◆ Work task:
From the data below, return each line in which the string "icon" is found.

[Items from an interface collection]
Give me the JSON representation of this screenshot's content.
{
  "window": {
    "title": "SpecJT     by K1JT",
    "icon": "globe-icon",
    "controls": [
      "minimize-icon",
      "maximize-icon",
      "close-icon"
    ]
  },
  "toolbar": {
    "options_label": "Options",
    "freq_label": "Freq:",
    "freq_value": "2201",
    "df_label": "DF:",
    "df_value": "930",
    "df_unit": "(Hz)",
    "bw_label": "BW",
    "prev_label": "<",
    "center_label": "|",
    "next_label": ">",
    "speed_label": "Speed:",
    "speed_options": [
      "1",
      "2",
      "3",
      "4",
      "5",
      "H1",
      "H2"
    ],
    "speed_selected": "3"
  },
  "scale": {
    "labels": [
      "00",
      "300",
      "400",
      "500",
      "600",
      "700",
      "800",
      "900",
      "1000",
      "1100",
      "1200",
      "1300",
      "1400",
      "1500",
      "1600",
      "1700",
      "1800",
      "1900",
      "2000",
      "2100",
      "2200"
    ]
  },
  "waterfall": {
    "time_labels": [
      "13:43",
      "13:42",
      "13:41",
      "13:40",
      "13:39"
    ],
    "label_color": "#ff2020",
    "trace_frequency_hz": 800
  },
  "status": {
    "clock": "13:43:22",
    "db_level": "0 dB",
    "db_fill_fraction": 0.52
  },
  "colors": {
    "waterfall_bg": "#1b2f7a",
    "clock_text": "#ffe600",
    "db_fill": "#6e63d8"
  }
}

◆ Reply:
    "icon": "globe-icon",
      "minimize-icon",
      "maximize-icon",
      "close-icon"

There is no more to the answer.